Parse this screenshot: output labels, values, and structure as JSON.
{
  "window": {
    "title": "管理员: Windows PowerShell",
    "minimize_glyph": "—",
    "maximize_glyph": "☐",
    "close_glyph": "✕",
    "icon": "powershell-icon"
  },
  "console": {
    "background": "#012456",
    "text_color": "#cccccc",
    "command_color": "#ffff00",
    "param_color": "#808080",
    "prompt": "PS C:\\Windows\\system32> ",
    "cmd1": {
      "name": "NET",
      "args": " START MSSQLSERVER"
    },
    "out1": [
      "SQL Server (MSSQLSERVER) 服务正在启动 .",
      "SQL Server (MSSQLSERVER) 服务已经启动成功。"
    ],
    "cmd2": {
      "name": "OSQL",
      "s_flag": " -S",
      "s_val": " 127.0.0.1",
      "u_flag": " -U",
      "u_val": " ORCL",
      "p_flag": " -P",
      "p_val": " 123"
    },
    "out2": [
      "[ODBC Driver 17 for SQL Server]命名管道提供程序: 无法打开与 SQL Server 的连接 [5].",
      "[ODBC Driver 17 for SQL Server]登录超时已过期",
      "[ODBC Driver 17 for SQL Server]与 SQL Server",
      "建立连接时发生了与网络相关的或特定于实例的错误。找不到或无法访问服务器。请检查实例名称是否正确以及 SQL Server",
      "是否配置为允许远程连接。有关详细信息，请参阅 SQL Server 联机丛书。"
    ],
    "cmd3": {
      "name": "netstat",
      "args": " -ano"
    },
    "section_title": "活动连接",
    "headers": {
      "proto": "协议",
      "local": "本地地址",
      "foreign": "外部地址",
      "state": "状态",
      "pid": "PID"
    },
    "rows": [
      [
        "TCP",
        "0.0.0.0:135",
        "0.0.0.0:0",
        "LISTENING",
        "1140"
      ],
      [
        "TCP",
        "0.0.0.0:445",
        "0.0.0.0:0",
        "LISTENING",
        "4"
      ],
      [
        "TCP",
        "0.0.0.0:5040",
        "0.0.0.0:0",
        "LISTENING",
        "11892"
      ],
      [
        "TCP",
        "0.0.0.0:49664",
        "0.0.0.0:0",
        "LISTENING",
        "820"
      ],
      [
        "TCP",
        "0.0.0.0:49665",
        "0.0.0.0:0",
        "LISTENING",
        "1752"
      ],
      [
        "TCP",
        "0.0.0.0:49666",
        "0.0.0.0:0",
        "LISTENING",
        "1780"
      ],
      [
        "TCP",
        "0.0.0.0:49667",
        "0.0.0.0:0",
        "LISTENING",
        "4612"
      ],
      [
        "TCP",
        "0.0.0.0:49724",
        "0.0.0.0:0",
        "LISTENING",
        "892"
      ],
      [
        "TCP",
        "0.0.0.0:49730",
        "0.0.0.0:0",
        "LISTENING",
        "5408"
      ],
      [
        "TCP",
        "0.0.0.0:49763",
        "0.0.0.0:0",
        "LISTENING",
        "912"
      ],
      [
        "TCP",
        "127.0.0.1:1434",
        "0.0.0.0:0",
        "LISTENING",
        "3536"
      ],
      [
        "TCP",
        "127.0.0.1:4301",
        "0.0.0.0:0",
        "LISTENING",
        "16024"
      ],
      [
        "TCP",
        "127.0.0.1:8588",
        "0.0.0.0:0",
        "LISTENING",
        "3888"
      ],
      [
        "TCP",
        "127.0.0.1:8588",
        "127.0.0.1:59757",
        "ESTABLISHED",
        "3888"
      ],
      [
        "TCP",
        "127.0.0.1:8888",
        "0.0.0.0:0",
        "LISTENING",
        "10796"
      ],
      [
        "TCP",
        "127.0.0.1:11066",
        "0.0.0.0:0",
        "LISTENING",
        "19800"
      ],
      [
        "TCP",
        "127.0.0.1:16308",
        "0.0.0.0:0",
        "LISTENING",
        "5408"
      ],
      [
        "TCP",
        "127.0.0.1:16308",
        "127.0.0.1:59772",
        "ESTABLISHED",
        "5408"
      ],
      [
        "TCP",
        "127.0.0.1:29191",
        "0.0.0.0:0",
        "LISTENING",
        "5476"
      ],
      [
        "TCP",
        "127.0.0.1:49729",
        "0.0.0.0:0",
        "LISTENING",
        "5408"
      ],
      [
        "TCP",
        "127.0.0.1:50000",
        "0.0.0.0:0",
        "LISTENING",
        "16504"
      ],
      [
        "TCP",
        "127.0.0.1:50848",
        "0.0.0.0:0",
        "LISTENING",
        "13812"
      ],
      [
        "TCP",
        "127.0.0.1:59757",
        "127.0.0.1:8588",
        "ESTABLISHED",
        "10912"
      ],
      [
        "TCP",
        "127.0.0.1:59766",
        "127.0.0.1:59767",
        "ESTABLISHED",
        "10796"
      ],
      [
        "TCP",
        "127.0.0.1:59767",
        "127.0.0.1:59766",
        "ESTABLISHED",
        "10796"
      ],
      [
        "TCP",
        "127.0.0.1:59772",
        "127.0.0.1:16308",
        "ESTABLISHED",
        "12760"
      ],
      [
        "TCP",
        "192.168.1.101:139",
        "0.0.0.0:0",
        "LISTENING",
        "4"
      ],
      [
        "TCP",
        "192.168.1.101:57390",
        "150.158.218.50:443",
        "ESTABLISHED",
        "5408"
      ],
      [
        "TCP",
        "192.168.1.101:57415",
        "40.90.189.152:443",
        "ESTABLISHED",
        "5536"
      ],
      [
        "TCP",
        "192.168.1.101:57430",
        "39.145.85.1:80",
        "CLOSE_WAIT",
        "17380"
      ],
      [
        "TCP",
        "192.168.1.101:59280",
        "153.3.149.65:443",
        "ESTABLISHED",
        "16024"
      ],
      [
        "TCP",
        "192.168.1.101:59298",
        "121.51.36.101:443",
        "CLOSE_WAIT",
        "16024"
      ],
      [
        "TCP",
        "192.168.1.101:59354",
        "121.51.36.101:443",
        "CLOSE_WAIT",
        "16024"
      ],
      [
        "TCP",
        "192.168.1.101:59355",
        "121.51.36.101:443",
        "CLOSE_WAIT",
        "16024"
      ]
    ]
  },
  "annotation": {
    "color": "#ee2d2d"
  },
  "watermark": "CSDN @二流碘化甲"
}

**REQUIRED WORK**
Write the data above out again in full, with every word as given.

**TASK SOLUTION**
Parse this screenshot: output labels, values, and structure as JSON.
{
  "window": {
    "title": "管理员: Windows PowerShell",
    "minimize_glyph": "—",
    "maximize_glyph": "☐",
    "close_glyph": "✕",
    "icon": "powershell-icon"
  },
  "console": {
    "background": "#012456",
    "text_color": "#cccccc",
    "command_color": "#ffff00",
    "param_color": "#808080",
    "prompt": "PS C:\\Windows\\system32> ",
    "cmd1": {
      "name": "NET",
      "args": " START MSSQLSERVER"
    },
    "out1": [
      "SQL Server (MSSQLSERVER) 服务正在启动 .",
      "SQL Server (MSSQLSERVER) 服务已经启动成功。"
    ],
    "cmd2": {
      "name": "OSQL",
      "s_flag": " -S",
      "s_val": " 127.0.0.1",
      "u_flag": " -U",
      "u_val": " ORCL",
      "p_flag": " -P",
      "p_val": " 123"
    },
    "out2": [
      "[ODBC Driver 17 for SQL Server]命名管道提供程序: 无法打开与 SQL Server 的连接 [5].",
      "[ODBC Driver 17 for SQL Server]登录超时已过期",
      "[ODBC Driver 17 for SQL Server]与 SQL Server",
      "建立连接时发生了与网络相关的或特定于实例的错误。找不到或无法访问服务器。请检查实例名称是否正确以及 SQL Server",
      "是否配置为允许远程连接。有关详细信息，请参阅 SQL Server 联机丛书。"
    ],
    "cmd3": {
      "name": "netstat",
      "args": " -ano"
    },
    "section_title": "活动连接",
    "headers": {
      "proto": "协议",
      "local": "本地地址",
      "foreign": "外部地址",
      "state": "状态",
      "pid": "PID"
    },
    "rows": [
      [
        "TCP",
        "0.0.0.0:135",
        "0.0.0.0:0",
        "LISTENING",
        "1140"
      ],
      [
        "TCP",
        "0.0.0.0:445",
        "0.0.0.0:0",
        "LISTENING",
        "4"
      ],
      [
        "TCP",
        "0.0.0.0:5040",
        "0.0.0.0:0",
        "LISTENING",
        "11892"
      ],
      [
        "TCP",
        "0.0.0.0:49664",
        "0.0.0.0:0",
        "LISTENING",
        "820"
      ],
      [
        "TCP",
        "0.0.0.0:49665",
        "0.0.0.0:0",
        "LISTENING",
        "1752"
      ],
      [
        "TCP",
        "0.0.0.0:49666",
        "0.0.0.0:0",
        "LISTENING",
        "1780"
      ],
      [
        "TCP",
        "0.0.0.0:49667",
        "0.0.0.0:0",
        "LISTENING",
        "4612"
      ],
      [
        "TCP",
        "0.0.0.0:49724",
        "0.0.0.0:0",
        "LISTENING",
        "892"
      ],
      [
        "TCP",
        "0.0.0.0:49730",
        "0.0.0.0:0",
        "LISTENING",
        "5408"
      ],
      [
        "TCP",
        "0.0.0.0:49763",
        "0.0.0.0:0",
        "LISTENING",
        "912"
      ],
      [
        "TCP",
        "127.0.0.1:1434",
        "0.0.0.0:0",
        "LISTENING",
        "3536"
      ],
      [
        "TCP",
        "127.0.0.1:4301",
        "0.0.0.0:0",
        "LISTENING",
        "16024"
      ],
      [
        "TCP",
        "127.0.0.1:8588",
        "0.0.0.0:0",
        "LISTENING",
        "3888"
      ],
      [
        "TCP",
        "127.0.0.1:8588",
        "127.0.0.1:59757",
        "ESTABLISHED",
        "3888"
      ],
      [
        "TCP",
        "127.0.0.1:8888",
        "0.0.0.0:0",
        "LISTENING",
        "10796"
      ],
      [
        "TCP",
        "127.0.0.1:11066",
        "0.0.0.0:0",
        "LISTENING",
        "19800"
      ],
      [
        "TCP",
        "127.0.0.1:16308",
        "0.0.0.0:0",
        "LISTENING",
        "5408"
      ],
      [
        "TCP",
        "127.0.0.1:16308",
        "127.0.0.1:59772",
        "ESTABLISHED",
        "5408"
      ],
      [
        "TCP",
        "127.0.0.1:29191",
        "0.0.0.0:0",
        "LISTENING",
        "5476"
      ],
      [
        "TCP",
        "127.0.0.1:49729",
        "0.0.0.0:0",
        "LISTENING",
        "5408"
      ],
      [
        "TCP",
        "127.0.0.1:50000",
        "0.0.0.0:0",
        "LISTENING",
        "16504"
      ],
      [
        "TCP",
        "127.0.0.1:50848",
        "0.0.0.0:0",
        "LISTENING",
        "13812"
      ],
      [
        "TCP",
        "127.0.0.1:59757",
        "127.0.0.1:8588",
        "ESTABLISHED",
        "10912"
      ],
      [
        "TCP",
        "127.0.0.1:59766",
        "127.0.0.1:59767",
        "ESTABLISHED",
        "10796"
      ],
      [
        "TCP",
        "127.0.0.1:59767",
        "127.0.0.1:59766",
        "ESTABLISHED",
        "10796"
      ],
      [
        "TCP",
        "127.0.0.1:59772",
        "127.0.0.1:16308",
        "ESTABLISHED",
        "12760"
      ],
      [
        "TCP",
        "192.168.1.101:139",
        "0.0.0.0:0",
        "LISTENING",
        "4"
      ],
      [
        "TCP",
        "192.168.1.101:57390",
        "150.158.218.50:443",
        "ESTABLISHED",
        "5408"
      ],
      [
        "TCP",
        "192.168.1.101:57415",
        "40.90.189.152:443",
        "ESTABLISHED",
        "5536"
      ],
      [
        "TCP",
        "192.168.1.101:57430",
        "39.145.85.1:80",
        "CLOSE_WAIT",
        "17380"
      ],
      [
        "TCP",
        "192.168.1.101:59280",
        "153.3.149.65:443",
        "ESTABLISHED",
        "16024"
      ],
      [
        "TCP",
        "192.168.1.101:59298",
        "121.51.36.101:443",
        "CLOSE_WAIT",
        "16024"
      ],
      [
        "TCP",
        "192.168.1.101:59354",
        "121.51.36.101:443",
        "CLOSE_WAIT",
        "16024"
      ],
      [
        "TCP",
        "192.168.1.101:59355",
        "121.51.36.101:443",
        "CLOSE_WAIT",
        "16024"
      ]
    ]
  },
  "annotation": {
    "color": "#ee2d2d"
  },
  "watermark": "CSDN @二流碘化甲"
}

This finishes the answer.